# BRIEF:
Copy out every line from the records that includes "footer".
*** ENTRIES SUPPLIED ***
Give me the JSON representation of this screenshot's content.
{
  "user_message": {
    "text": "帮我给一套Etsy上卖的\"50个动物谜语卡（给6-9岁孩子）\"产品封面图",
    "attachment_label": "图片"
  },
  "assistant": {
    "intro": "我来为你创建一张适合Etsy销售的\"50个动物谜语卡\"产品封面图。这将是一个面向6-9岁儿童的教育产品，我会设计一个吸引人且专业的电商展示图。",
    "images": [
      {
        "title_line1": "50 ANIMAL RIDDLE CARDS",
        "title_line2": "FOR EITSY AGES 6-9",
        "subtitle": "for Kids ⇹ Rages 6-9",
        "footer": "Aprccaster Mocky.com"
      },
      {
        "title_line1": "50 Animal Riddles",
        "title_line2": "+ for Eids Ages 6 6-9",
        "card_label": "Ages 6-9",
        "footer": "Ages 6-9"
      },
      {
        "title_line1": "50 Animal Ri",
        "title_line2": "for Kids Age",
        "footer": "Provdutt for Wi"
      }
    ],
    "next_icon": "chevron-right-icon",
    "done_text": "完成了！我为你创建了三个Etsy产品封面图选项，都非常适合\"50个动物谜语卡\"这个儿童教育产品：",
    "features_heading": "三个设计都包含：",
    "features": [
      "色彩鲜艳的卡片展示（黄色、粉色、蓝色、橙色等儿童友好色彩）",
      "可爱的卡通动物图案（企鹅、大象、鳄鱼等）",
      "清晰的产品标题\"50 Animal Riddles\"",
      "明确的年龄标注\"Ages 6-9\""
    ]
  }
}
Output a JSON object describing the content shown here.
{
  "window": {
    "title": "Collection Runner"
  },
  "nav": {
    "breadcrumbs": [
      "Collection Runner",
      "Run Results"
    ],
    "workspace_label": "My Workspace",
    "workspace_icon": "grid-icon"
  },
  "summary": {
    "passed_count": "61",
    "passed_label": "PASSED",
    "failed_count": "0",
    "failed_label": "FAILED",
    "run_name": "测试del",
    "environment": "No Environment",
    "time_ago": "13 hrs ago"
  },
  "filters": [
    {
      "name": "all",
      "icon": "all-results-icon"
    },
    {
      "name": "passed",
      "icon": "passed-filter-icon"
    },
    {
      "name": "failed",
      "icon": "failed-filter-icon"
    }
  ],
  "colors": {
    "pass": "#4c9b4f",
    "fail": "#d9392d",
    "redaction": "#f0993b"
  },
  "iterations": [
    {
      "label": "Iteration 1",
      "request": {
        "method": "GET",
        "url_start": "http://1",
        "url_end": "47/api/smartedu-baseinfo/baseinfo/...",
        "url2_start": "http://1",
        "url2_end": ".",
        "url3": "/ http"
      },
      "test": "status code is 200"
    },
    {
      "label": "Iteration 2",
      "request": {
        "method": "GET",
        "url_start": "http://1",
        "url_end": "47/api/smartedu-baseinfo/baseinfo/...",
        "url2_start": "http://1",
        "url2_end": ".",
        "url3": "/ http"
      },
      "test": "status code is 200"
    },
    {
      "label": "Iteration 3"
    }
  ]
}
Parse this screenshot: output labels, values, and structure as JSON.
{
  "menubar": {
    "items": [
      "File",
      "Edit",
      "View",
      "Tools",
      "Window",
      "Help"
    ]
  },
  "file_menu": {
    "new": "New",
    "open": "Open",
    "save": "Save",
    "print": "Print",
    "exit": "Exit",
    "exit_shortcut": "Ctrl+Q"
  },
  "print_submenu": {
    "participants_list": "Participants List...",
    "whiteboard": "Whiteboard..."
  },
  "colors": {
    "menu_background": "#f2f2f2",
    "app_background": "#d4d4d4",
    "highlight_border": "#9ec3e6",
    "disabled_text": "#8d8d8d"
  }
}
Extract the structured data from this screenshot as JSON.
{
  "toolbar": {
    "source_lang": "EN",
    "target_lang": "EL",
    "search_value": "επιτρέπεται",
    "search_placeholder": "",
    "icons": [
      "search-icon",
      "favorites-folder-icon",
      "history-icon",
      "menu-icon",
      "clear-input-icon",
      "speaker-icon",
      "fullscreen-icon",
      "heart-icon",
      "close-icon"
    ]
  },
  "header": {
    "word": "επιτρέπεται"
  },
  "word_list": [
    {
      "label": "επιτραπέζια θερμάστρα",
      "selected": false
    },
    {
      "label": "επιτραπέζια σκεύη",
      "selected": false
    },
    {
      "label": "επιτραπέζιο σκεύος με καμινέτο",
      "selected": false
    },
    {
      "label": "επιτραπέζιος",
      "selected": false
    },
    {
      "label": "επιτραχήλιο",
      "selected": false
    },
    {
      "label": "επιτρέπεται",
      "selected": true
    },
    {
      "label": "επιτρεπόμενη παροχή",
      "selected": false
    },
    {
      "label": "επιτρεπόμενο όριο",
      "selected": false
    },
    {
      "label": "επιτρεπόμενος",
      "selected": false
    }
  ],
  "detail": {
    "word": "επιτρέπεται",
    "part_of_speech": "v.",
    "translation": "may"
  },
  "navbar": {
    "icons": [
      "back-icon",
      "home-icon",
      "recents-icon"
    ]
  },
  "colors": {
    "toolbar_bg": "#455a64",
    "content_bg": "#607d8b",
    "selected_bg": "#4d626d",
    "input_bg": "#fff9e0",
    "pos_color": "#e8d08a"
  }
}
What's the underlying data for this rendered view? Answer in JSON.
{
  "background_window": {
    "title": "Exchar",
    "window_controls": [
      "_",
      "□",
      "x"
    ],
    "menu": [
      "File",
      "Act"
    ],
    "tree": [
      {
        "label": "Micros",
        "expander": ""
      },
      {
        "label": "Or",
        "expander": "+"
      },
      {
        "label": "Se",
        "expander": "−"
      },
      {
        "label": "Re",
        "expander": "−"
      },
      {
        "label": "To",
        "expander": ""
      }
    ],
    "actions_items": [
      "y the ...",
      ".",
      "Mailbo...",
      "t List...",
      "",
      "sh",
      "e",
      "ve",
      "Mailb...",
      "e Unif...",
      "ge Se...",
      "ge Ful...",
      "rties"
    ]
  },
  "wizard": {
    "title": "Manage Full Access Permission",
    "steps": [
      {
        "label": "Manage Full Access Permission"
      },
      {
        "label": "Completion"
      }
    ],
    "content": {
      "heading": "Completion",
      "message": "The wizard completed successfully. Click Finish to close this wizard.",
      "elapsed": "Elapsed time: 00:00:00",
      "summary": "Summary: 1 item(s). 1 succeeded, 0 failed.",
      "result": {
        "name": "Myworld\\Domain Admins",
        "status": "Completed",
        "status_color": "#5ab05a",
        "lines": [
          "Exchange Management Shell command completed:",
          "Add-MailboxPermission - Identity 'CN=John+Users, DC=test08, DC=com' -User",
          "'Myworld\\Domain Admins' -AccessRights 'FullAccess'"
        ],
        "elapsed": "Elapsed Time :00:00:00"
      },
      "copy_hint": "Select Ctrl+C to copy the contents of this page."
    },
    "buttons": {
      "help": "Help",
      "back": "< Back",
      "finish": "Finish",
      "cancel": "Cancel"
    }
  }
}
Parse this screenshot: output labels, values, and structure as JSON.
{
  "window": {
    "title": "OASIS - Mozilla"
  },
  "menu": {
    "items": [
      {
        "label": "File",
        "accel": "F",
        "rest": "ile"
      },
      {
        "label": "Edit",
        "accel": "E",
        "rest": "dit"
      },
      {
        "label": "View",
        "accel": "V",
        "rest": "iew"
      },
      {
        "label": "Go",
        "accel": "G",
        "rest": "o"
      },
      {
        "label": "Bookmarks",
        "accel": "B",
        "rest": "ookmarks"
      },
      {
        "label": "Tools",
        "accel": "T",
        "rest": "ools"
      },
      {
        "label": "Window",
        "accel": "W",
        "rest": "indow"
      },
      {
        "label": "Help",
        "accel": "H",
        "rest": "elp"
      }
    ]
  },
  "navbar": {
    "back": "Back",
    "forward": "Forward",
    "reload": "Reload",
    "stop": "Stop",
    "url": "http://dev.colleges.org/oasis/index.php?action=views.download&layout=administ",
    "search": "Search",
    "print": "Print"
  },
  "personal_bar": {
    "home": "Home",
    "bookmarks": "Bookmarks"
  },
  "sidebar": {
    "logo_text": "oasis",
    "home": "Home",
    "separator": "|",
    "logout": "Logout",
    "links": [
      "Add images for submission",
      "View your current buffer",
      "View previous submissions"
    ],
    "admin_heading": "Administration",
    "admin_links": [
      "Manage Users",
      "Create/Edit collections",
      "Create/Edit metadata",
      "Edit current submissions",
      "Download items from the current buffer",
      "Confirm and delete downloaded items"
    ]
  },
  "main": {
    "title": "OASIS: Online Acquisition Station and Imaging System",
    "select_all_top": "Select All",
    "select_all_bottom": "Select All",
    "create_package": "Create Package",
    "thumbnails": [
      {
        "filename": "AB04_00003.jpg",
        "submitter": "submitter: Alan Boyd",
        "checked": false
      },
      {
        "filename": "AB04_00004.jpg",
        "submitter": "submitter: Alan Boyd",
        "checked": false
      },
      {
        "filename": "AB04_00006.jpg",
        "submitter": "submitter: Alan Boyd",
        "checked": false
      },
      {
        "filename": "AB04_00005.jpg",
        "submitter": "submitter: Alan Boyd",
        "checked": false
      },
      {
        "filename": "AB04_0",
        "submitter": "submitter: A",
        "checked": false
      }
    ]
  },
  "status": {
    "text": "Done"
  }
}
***
# RESULT OF THE EXERCISE:
        "footer": "Aprccaster Mocky.com"
        "footer": "Ages 6-9"
        "footer": "Provdutt for Wi"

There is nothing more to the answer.